Epic Games' design director Cliff Bleszinski profiles common developer behavior in this special Gamasutra feature.
As of this summer, I'll have been making games for 20 years professionally. I've led the design on character mascot platform games, first-person shooters, single-player campaigns, multiplayer experiences, and much more. I've worked with some of the most amazing programmers, artists, animators, writers, and producers around. Throughout this time period, I've noticed patterns in how we, as creative professionals, tend to communicate.
I've learned that while developers are incredibly intelligent, they can sometimes be a bit insecure about how smart they are compared to their peers. I've seen developer message boards tear apart billion-dollar franchises, indie darlings, and everything in between by overanalyzing and nitpicking. We always want to prove that we thought of an idea before anyone else, or we will cite a case in which an idea has been attempted, succeeded, failed, or been played out.
In short, this article identifies communication techniques that are often used in discussions, arguments, and debates among game developers in order to "win" said conversations.
These observations and monikers are not meant to be antagonistic; in fact, several of the approaches mentioned here are employed because of valid reasoning. For example, pattern matching can be a good way of avoiding making derivative products, and sometimes an edge case can, in fact, kill a solid idea. So here are my Game Developer Communication "Flashcards."
"Pattern Match Dismissal"
This is when a developer immediately runs through his gaming/pop culture library in his head and finds the closest thing to compare it to (often, a bad or failed example) in order to shoot it down.
For example, in regards to Avatar, "You want to make a movie about blue people in a forest with a bad military and mechs? What, Smurf Ferngully Aliens?" The Gears of War franchise, pitched improperly, could be seen as the old '80s schlock horror movie C.H.U.D.
This refers to using an edge case to block a potentially awesome idea. i.e., an Edge Blocker would shoot down the idea of having giant worlds in Skyrim because of a concern that you'd have to trek back to where you came from and that all that walking would get old. Obvious and clear fixes such as the gameism of "fast travel" can easily solve this issue, allowing for huge worlds.
Edge Blocking has variants:
"The Networker." This is a way of shooting down an idea because it won't work in an edge case or unique co-op situation -- this is a variant of Edge Blocking. "How would Max Payne slo-mo work in co-op? Impossible!"
"Perfectionist." Similar to Edge Blocking, this is when a developer finds one instance whereas a cool feature might not look absolutely perfect, e.g., an amazing melee move that occasionally will result in some minor clipping of characters into one another.
"Ne'er Do Well"
Or "I've never seen that feature done before, or done well. Therefore, we shouldn't do it." This one is pretty self-explanatory, and, in fact, can be the reason why an idea should be done.

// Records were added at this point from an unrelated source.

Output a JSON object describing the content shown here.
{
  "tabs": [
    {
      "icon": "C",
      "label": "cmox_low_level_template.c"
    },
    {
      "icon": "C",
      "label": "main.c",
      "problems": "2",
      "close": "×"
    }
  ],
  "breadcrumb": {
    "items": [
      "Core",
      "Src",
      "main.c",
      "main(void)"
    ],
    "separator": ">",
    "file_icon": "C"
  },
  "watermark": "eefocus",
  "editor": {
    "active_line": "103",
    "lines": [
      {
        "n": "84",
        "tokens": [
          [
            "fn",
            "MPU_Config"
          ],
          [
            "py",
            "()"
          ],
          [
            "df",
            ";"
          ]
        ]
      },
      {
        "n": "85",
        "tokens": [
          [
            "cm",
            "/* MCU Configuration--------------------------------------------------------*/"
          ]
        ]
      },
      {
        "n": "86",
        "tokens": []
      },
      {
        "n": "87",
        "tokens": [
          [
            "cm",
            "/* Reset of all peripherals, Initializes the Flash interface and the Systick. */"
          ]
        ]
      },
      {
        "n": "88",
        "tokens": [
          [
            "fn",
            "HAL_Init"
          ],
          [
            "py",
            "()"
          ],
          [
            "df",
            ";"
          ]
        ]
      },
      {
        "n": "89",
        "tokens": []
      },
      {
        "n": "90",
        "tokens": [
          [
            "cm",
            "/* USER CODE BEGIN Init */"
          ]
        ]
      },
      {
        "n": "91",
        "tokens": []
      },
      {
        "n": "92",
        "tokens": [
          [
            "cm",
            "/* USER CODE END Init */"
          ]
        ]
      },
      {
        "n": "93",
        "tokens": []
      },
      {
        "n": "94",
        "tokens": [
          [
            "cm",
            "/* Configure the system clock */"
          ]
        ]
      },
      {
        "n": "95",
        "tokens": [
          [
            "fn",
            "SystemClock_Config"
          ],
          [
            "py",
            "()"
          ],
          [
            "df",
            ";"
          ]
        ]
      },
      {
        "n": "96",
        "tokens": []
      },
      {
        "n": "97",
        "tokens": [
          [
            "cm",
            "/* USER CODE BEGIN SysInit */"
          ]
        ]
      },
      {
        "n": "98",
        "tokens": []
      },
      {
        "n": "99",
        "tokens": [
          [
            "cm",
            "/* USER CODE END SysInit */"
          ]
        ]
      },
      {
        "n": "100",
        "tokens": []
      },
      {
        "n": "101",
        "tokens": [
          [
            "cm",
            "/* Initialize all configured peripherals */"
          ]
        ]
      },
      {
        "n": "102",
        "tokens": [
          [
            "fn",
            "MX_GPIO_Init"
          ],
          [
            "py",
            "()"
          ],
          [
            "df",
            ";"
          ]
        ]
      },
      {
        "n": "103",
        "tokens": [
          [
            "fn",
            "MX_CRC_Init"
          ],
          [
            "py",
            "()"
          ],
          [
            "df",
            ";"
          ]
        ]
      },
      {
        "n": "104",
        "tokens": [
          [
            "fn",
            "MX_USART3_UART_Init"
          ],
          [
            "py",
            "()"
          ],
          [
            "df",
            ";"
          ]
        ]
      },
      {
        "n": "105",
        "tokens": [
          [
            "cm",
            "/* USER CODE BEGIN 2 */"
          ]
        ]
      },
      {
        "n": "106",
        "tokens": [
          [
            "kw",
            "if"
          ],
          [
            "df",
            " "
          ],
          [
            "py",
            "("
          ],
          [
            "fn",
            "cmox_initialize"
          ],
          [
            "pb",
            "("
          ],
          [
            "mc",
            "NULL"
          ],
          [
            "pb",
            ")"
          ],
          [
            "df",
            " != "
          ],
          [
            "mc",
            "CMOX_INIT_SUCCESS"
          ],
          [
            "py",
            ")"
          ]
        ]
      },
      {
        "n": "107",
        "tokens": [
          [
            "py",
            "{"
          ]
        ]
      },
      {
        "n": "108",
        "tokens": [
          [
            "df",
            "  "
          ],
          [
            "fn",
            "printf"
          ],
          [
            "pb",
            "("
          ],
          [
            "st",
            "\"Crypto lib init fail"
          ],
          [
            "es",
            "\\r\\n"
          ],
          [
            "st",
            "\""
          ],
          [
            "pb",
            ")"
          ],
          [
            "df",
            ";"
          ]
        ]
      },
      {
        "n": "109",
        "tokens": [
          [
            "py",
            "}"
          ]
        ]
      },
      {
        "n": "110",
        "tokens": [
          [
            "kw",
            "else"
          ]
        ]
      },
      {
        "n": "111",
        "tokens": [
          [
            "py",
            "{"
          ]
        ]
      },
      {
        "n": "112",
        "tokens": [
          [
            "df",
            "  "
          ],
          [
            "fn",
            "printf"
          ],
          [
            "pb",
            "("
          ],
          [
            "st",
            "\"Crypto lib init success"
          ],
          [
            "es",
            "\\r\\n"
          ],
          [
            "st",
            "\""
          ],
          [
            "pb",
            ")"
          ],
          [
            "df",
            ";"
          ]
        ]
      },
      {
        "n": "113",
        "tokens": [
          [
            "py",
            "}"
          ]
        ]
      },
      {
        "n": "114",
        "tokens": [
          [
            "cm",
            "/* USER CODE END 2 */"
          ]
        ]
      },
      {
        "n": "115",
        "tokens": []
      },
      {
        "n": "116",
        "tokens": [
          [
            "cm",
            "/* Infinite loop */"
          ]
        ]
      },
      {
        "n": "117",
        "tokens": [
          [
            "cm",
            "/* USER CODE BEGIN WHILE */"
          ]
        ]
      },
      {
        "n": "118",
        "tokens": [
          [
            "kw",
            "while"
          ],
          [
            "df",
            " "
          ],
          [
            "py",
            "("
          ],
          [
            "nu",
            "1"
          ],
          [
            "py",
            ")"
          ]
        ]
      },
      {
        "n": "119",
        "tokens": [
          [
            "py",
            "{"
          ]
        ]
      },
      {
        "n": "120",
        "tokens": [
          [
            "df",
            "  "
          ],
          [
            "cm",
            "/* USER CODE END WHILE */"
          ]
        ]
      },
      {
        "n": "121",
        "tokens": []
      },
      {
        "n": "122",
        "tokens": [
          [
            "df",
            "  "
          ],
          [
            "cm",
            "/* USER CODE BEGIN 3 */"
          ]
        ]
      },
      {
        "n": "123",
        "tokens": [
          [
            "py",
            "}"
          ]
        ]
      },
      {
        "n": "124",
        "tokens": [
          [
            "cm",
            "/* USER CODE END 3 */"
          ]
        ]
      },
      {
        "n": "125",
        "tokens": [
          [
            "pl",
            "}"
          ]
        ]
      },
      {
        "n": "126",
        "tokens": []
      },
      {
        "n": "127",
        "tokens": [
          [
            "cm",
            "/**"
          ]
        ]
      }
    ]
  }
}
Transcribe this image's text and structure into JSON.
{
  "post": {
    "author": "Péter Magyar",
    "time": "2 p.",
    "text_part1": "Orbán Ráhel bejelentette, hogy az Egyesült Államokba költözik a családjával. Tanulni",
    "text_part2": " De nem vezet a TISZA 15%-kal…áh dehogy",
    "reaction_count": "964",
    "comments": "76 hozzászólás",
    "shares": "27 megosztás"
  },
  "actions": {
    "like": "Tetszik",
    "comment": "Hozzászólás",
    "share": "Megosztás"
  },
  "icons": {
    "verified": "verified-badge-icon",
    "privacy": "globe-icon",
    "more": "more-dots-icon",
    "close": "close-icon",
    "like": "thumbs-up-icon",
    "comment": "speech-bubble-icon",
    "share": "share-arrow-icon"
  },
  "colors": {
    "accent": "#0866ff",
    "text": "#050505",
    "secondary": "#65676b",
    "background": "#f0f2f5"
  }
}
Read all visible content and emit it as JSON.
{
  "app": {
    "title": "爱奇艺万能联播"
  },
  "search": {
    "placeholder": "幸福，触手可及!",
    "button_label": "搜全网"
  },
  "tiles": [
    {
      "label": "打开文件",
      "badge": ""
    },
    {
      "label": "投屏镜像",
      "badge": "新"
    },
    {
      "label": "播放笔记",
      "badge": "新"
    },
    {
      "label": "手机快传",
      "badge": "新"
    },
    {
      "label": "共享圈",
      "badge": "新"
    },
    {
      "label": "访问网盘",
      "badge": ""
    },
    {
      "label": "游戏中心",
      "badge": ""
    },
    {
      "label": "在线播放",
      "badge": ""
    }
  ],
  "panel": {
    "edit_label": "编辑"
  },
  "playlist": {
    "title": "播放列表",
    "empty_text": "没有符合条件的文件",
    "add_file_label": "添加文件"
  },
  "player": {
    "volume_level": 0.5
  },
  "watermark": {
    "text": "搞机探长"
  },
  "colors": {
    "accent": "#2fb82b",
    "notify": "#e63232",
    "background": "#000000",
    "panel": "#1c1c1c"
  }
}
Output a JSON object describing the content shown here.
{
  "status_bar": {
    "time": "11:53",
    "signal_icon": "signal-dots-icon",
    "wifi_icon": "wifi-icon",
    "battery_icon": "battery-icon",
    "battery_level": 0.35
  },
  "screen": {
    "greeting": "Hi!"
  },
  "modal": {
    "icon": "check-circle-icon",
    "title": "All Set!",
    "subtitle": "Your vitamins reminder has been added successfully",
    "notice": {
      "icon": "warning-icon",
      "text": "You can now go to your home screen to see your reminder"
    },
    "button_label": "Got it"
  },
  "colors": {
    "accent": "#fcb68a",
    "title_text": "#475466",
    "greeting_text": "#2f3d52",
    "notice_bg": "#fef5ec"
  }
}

Following this logic only leads to "me-too" creation.
As a reference, a Locust population from the underground in Gears of War worked for many reasons, but we still had reservations about it. In the end, it helped differentiate the franchise from others that featured the usual aliens-from-above/space.
Most developers tend to use this technique, even when they believe in an idea, as a form of covering their ass. Often used by lawyers.
"It's just X+Y"
This is when a developer dismisses another successful product, sour grapes style, because he can easily see the formula. The fact that the formula is so simple and obvious is often why said product is so successful.
For example, Words with Friends: "It's just asynchronous Scrabble." Yes, it is, and it's brilliant.
This occurs when a developer hears an idea -- good or bad -- and says that it will fit nicely into a later version or sequel. This is code-speak for "I don't think that idea is worth doing, so we're going to shoot it down by saying we'll do it later in order to make you feel better."
"Toppling," a.k.a. "Tower of Babel"
This technique is when a developer adds too many bells and whistles to a feature that was pitched as simple, but ultimately jeopardizes the feature altogether due to these additions. The feature "topples" under its own weight.
"Think of the Children!"
This is otherwise known as "Cascading Dependencies." The tendency is to shoot down an idea because it will cause more work for other departments, such as animation, UI, or art. Often, features that are interesting and/or worth doing have these sorts of ramifications as they combine all disciplines.